he Truth about Leasing Commissions
One of the discussions many commercial real estate agents don’t like to have with their prospective clients revolves around the subject of fees or commissions. I have often seen brokers in an attempt to secure representation agreements with tenants, that make the claim that their services are free. This is a play on words, what they should be saying is; “the Landlord makes the actual fee payment and you are not required to make a direct payment for my services”.
The Truth about Leasing Commissions
We believe that it is important that the scope of services to be provided by a brokerage firm and the fees associated with these services should be clearly defined with the prospective client.

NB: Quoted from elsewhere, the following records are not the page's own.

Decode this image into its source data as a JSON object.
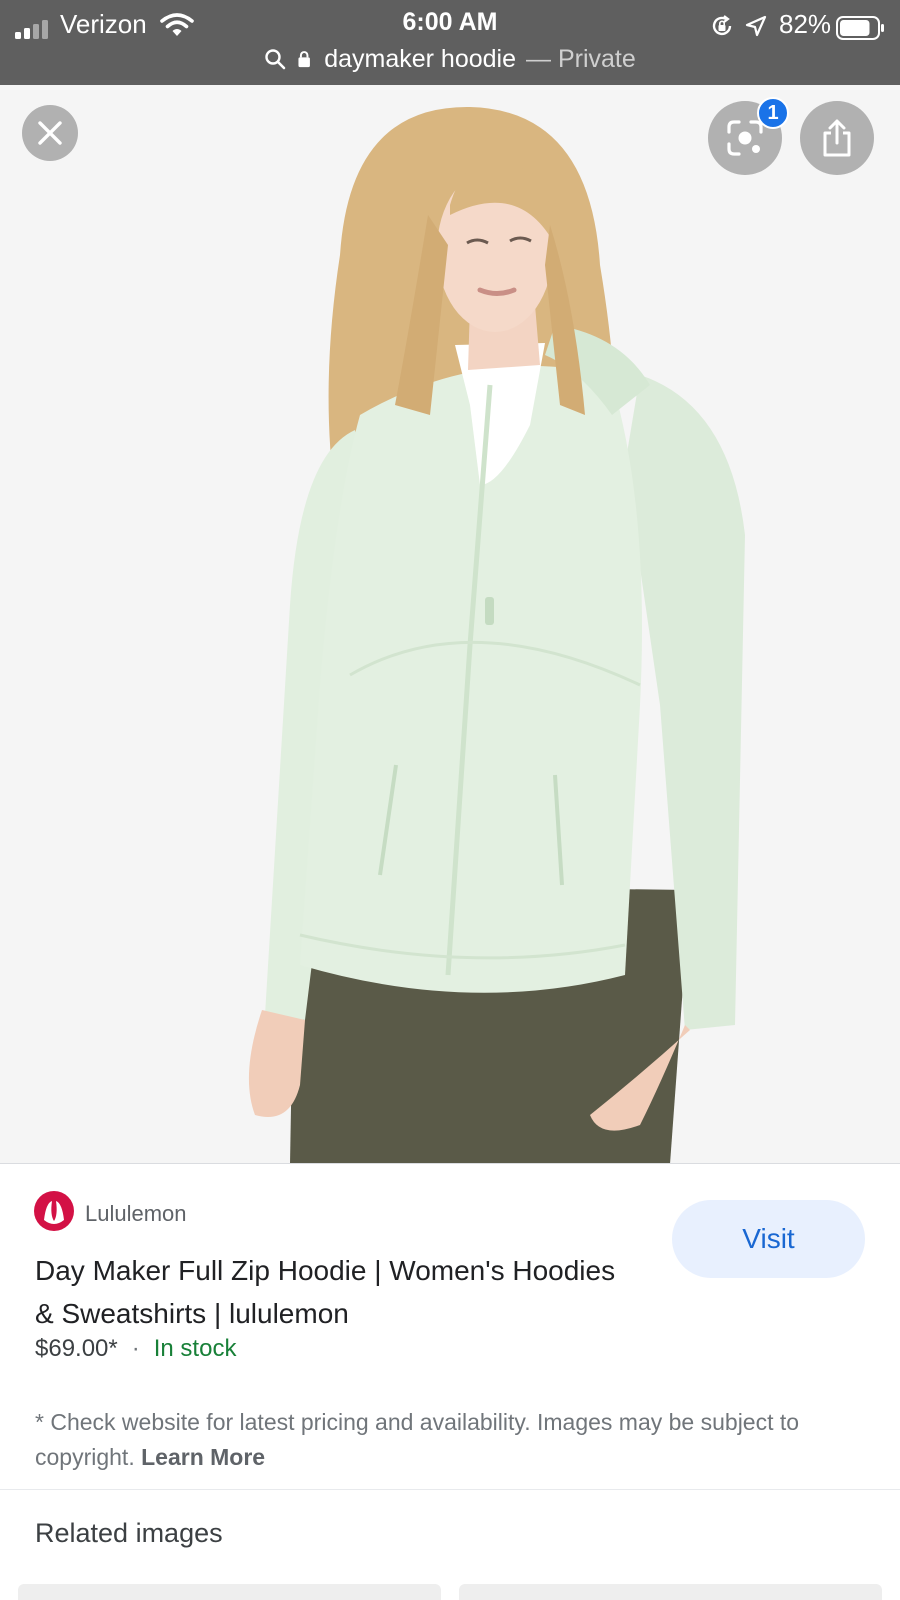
{
  "status_bar": {
    "carrier": "Verizon",
    "time": "6:00 AM",
    "battery": "82%",
    "battery_level": 0.82
  },
  "url_bar": {
    "query": "daymaker hoodie",
    "mode": "— Private"
  },
  "viewer": {
    "lens_badge": "1",
    "icons": [
      "close-icon",
      "lens-icon",
      "share-icon"
    ]
  },
  "product": {
    "source": "Lululemon",
    "title": "Day Maker Full Zip Hoodie | Women's Hoodies & Sweatshirts | lululemon",
    "price": "$69.00*",
    "separator": "·",
    "availability": "In stock",
    "visit_label": "Visit",
    "disclaimer": "* Check website for latest pricing and availability. Images may be subject to copyright.",
    "learn_more": "Learn More"
  },
  "related": {
    "heading": "Related images"
  },
  "colors": {
    "accent": "#1967d2",
    "visit_bg": "#e8f0fe",
    "stock_green": "#188038",
    "brand_red": "#d31145",
    "jacket": "#e3f0e1",
    "pants": "#5a5a48"
  }
}
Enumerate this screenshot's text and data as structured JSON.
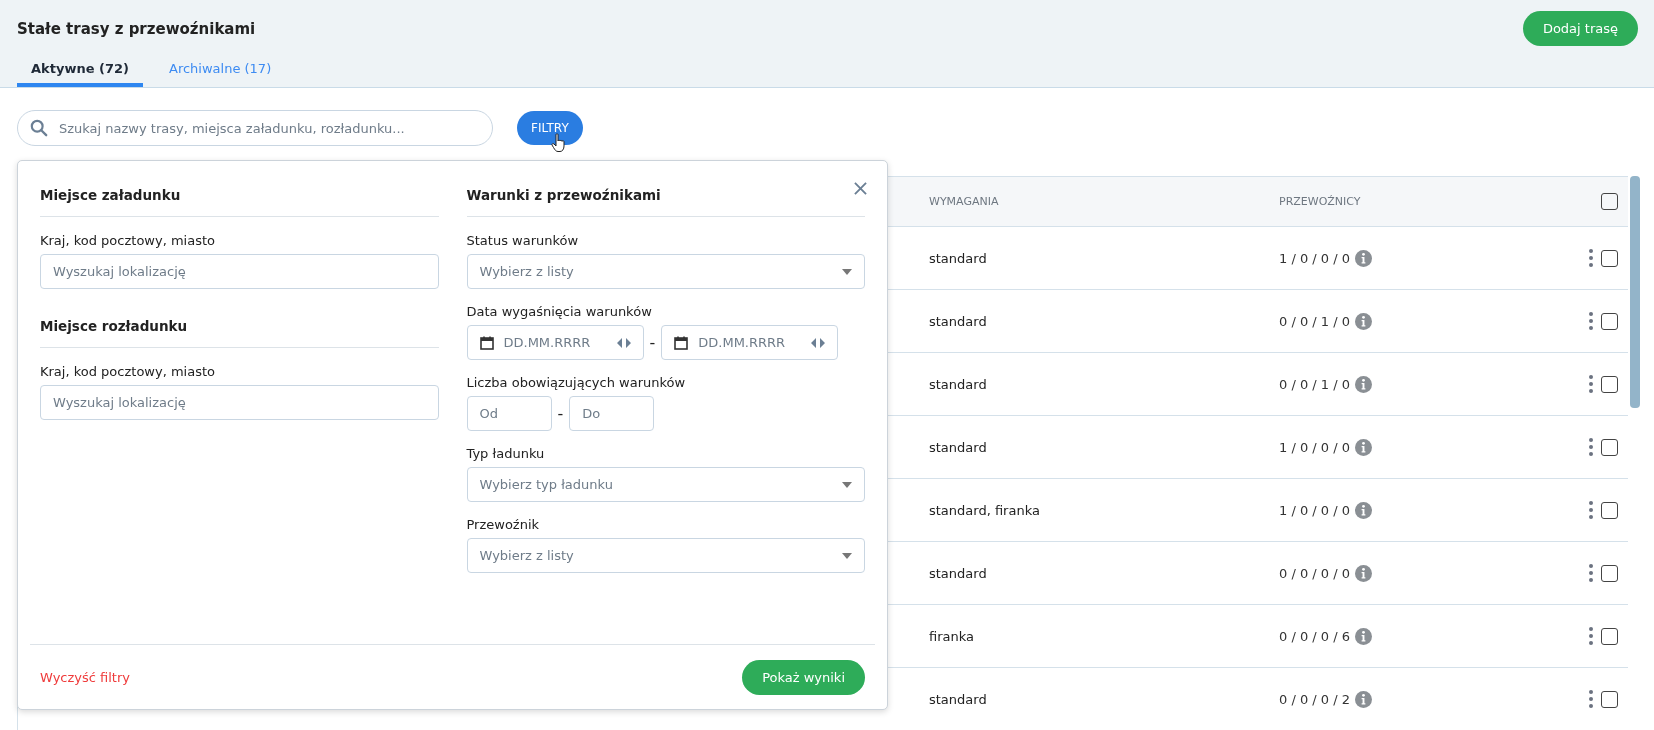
{
  "header": {
    "title": "Stałe trasy z przewoźnikami",
    "add_button": "Dodaj trasę"
  },
  "tabs": [
    {
      "label": "Aktywne (72)",
      "selected": true
    },
    {
      "label": "Archiwalne (17)",
      "selected": false
    }
  ],
  "search": {
    "placeholder": "Szukaj nazwy trasy, miejsca załadunku, rozładunku..."
  },
  "filters_button": "FILTRY",
  "filter_panel": {
    "loading": {
      "title": "Miejsce załadunku",
      "label": "Kraj, kod pocztowy, miasto",
      "placeholder": "Wyszukaj lokalizację"
    },
    "unloading": {
      "title": "Miejsce rozładunku",
      "label": "Kraj, kod pocztowy, miasto",
      "placeholder": "Wyszukaj lokalizację"
    },
    "conditions": {
      "title": "Warunki z przewoźnikami",
      "fields": [
        {
          "kind": "select",
          "label": "Status warunków",
          "placeholder": "Wybierz z listy"
        },
        {
          "kind": "daterange",
          "label": "Data wygaśnięcia warunków",
          "from": "DD.MM.RRRR",
          "separator": "-",
          "to": "DD.MM.RRRR"
        },
        {
          "kind": "range",
          "label": "Liczba obowiązujących warunków",
          "from_placeholder": "Od",
          "separator": "-",
          "to_placeholder": "Do"
        },
        {
          "kind": "select",
          "label": "Typ ładunku",
          "placeholder": "Wybierz typ ładunku"
        },
        {
          "kind": "select",
          "label": "Przewoźnik",
          "placeholder": "Wybierz z listy"
        }
      ]
    },
    "clear_link": "Wyczyść filtry",
    "submit_button": "Pokaż wyniki"
  },
  "table": {
    "columns": [
      "WYMAGANIA",
      "PRZEWOŹNICY"
    ],
    "header_checked": false,
    "rows": [
      {
        "requirements": "standard",
        "carriers": "1 / 0 / 0 / 0",
        "checked": false
      },
      {
        "requirements": "standard",
        "carriers": "0 / 0 / 1 / 0",
        "checked": false
      },
      {
        "requirements": "standard",
        "carriers": "0 / 0 / 1 / 0",
        "checked": false
      },
      {
        "requirements": "standard",
        "carriers": "1 / 0 / 0 / 0",
        "checked": false
      },
      {
        "requirements": "standard, firanka",
        "carriers": "1 / 0 / 0 / 0",
        "checked": false
      },
      {
        "requirements": "standard",
        "carriers": "0 / 0 / 0 / 0",
        "checked": false
      },
      {
        "requirements": "firanka",
        "carriers": "0 / 0 / 0 / 6",
        "checked": false
      },
      {
        "requirements": "standard",
        "carriers": "0 / 0 / 0 / 2",
        "checked": false
      }
    ]
  }
}
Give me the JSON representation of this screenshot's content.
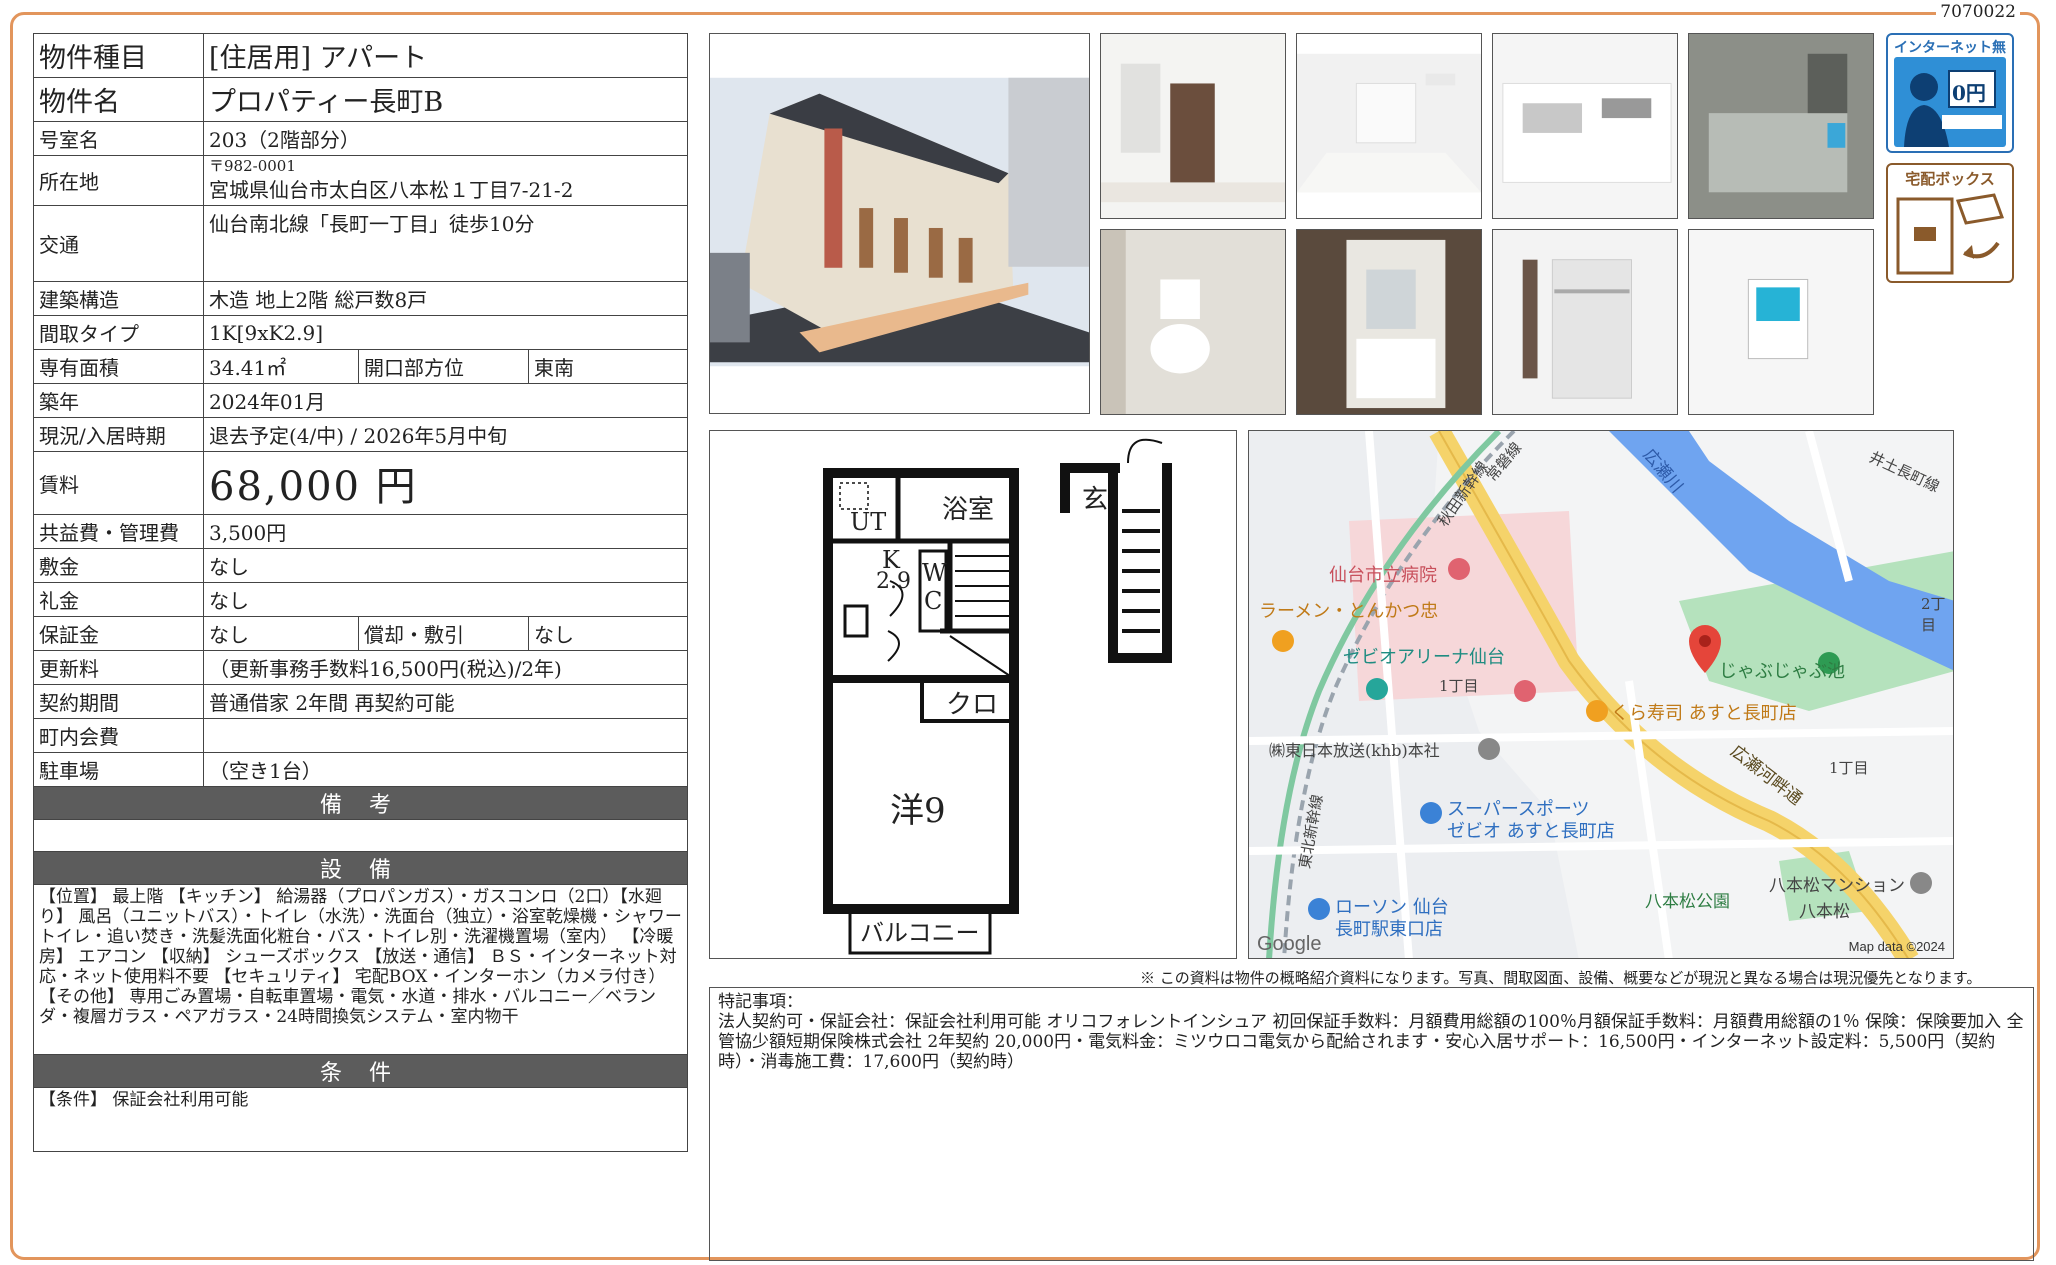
{
  "doc_number": "7070022",
  "property": {
    "type_label": "物件種目",
    "type_value": "[住居用] アパート",
    "name_label": "物件名",
    "name_value": "プロパティー長町B",
    "room_label": "号室名",
    "room_value": "203（2階部分）",
    "address_label": "所在地",
    "postal": "〒982-0001",
    "address_value": "宮城県仙台市太白区八本松１丁目7-21-2",
    "access_label": "交通",
    "access_value": "仙台南北線「長町一丁目」徒歩10分",
    "structure_label": "建築構造",
    "structure_value": "木造 地上2階 総戸数8戸",
    "layout_label": "間取タイプ",
    "layout_value": "1K[9xK2.9]",
    "area_label": "専有面積",
    "area_value": "34.41㎡",
    "direction_label": "開口部方位",
    "direction_value": "東南",
    "built_label": "築年",
    "built_value": "2024年01月",
    "status_label": "現況/入居時期",
    "status_value": "退去予定(4/中) / 2026年5月中旬",
    "rent_label": "賃料",
    "rent_value": "68,000 円",
    "fee_label": "共益費・管理費",
    "fee_value": "3,500円",
    "deposit_label": "敷金",
    "deposit_value": "なし",
    "keymoney_label": "礼金",
    "keymoney_value": "なし",
    "guarantee_label": "保証金",
    "guarantee_value": "なし",
    "amort_label": "償却・敷引",
    "amort_value": "なし",
    "renewal_label": "更新料",
    "renewal_value": "（更新事務手数料16,500円(税込)/2年)",
    "contract_label": "契約期間",
    "contract_value": "普通借家 2年間 再契約可能",
    "town_label": "町内会費",
    "town_value": "",
    "parking_label": "駐車場",
    "parking_value": "（空き1台）"
  },
  "sections": {
    "remarks": "備 考",
    "equipment": "設 備",
    "conditions": "条 件"
  },
  "equipment_text": "【位置】 最上階 【キッチン】 給湯器（プロパンガス）・ガスコンロ（2口）【水廻り】 風呂（ユニットバス）・トイレ（水洗）・洗面台（独立）・浴室乾燥機・シャワートイレ・追い焚き・洗髪洗面化粧台・バス・トイレ別・洗濯機置場（室内） 【冷暖房】 エアコン 【収納】 シューズボックス 【放送・通信】 ＢＳ・インターネット対応・ネット使用料不要 【セキュリティ】 宅配BOX・インターホン（カメラ付き） 【その他】 専用ごみ置場・自転車置場・電気・水道・排水・バルコニー／ベランダ・複層ガラス・ペアガラス・24時間換気システム・室内物干",
  "conditions_text": "【条件】 保証会社利用可能",
  "badges": {
    "internet_free": "インターネット無料",
    "internet_zero": "0円",
    "delivery_box": "宅配ボックス"
  },
  "floorplan": {
    "ut": "UT",
    "bath": "浴室",
    "entrance": "玄",
    "kitchen": "K",
    "kitchen_size": "2.9",
    "wc_w": "W",
    "wc_c": "C",
    "closet": "クロ",
    "room": "洋9",
    "balcony": "バルコニー"
  },
  "map": {
    "labels": [
      "仙台市立病院",
      "ラーメン・とんかつ忠",
      "ゼビオアリーナ仙台",
      "1丁目",
      "じゃぶじゃぶ池",
      "くら寿司 あすと長町店",
      "㈱東日本放送(khb)本社",
      "スーパースポーツ",
      "ゼビオ あすと長町店",
      "広瀬河畔通",
      "八本松公園",
      "八本松マンション",
      "八本松",
      "ローソン 仙台",
      "長町駅東口店",
      "1丁目",
      "2丁目",
      "広瀬川",
      "井土長町線",
      "常磐線",
      "秋田新幹線",
      "東北新幹線"
    ],
    "google": "Google",
    "mapdata": "Map data ©2024"
  },
  "disclaimer": "※ この資料は物件の概略紹介資料になります。写真、間取図面、設備、概要などが現況と異なる場合は現況優先となります。",
  "special_title": "特記事項：",
  "special_text": "法人契約可・保証会社：保証会社利用可能 オリコフォレントインシュア 初回保証手数料：月額費用総額の100％月額保証手数料：月額費用総額の1％ 保険：保険要加入 全管協少額短期保険株式会社 2年契約 20,000円・電気料金：ミツウロコ電気から配給されます・安心入居サポート：16,500円・インターネット設定料：5,500円（契約時）・消毒施工費：17,600円（契約時）",
  "colors": {
    "frame": "#e2955c",
    "section_bg": "#5c5c5c",
    "badge_blue": "#2a6fb5",
    "badge_brown": "#8a5a2b",
    "map_bg": "#e9ecef",
    "river": "#6fa4f0",
    "road_yellow": "#f5d36a",
    "park_green": "#b5e2bd",
    "pin_red": "#e5453a"
  }
}
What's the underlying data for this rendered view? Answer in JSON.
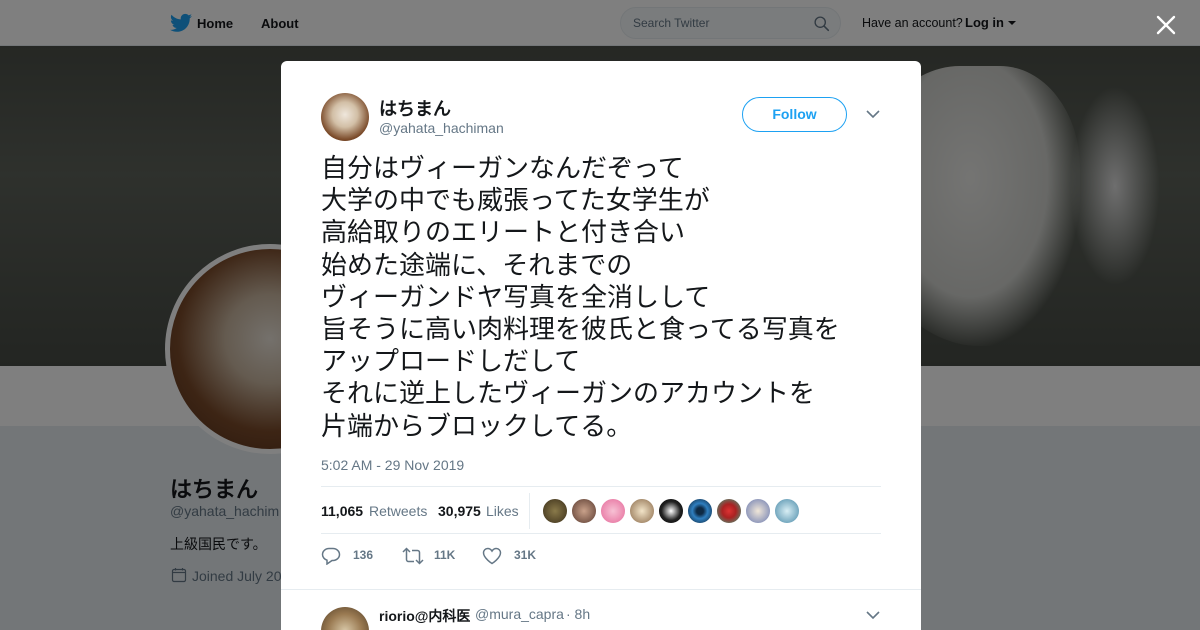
{
  "header": {
    "home_label": "Home",
    "about_label": "About",
    "search_placeholder": "Search Twitter",
    "have_account": "Have an account?",
    "login_label": "Log in"
  },
  "profile": {
    "name": "はちまん",
    "handle": "@yahata_hachim",
    "bio": "上級国民です。",
    "joined": "Joined July 20"
  },
  "tweet": {
    "author_name": "はちまん",
    "author_handle": "@yahata_hachiman",
    "follow_label": "Follow",
    "text": "自分はヴィーガンなんだぞって\n大学の中でも威張ってた女学生が\n高給取りのエリートと付き合い\n始めた途端に、それまでの\nヴィーガンドヤ写真を全消しして\n旨そうに高い肉料理を彼氏と食ってる写真を\nアップロードしだして\nそれに逆上したヴィーガンのアカウントを\n片端からブロックしてる。",
    "timestamp": "5:02 AM - 29 Nov 2019",
    "retweets_count": "11,065",
    "retweets_label": "Retweets",
    "likes_count": "30,975",
    "likes_label": "Likes",
    "reply_count": "136",
    "retweet_action_count": "11K",
    "like_action_count": "31K"
  },
  "reply": {
    "author_name": "riorio@内科医",
    "author_handle": "@mura_capra",
    "time": "· 8h"
  },
  "colors": {
    "accent": "#1da1f2",
    "secondary_text": "#657786"
  }
}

In the office leasing arena, it is typical that the broker(s) both the Landlord’s and the Tenant’s representative are paid a fee after the lease is executed between the Landlord and the Tenant. The fact is most costs associated with the lease transaction including the leasing commissions are rolled into the final negotiated terms and paid back to the landlord in the form of rent over the term of the lease, including both the Tenant and Landlord agent’s commission. Building owners typically budget real estate commissions into their pro-forma and any commission that is not paid rarely finds its way back into the tenant’s pocket.
Leasing commissions are not set and are always negotiable, but generally speaking in the Los Angeles office market, the tenant representative will request a four percent (4%) fee of the gross lease value paid by the Landlord the Tenant contracts with. Also, in most cases the Landlord’s agent will receive two percent (2%) of the gross lease value, paid also by the Landlord for leasing his property. Some cities have slightly different percentages or payment arrangements that are typical for that market, but for the most part, this is the general cost of the services provided.
Since commissions are built into the overall building operating expenses, in rent the tenant is not only paying for his broker’s services but also the Landlord’s agents services, which only reinforces the fact; that tenants should have its own professional representation. In most leasing arrangements listing brokers have with building owners, if the leasing agent completes a transaction directly with a tenant who does not have representation, they get a bigger fee (6%) for representing both the Landlord and Tenant. This creates an inherent conflict of interest since their main source of income and fiduciary responsibility is to the Landlord. So under this scenario, the net fee of the tenant representative is 3-4% of the gross lease value. A good tenant representatives services will save you more than this amount or more in occupancy costs over the term of your lease if not much more money, in many cases.
A commercial real estate professional will clearly outline not only his scope of services, but what their fee is, how they get paid and where the money comes from.
Source: The Tenant Advisor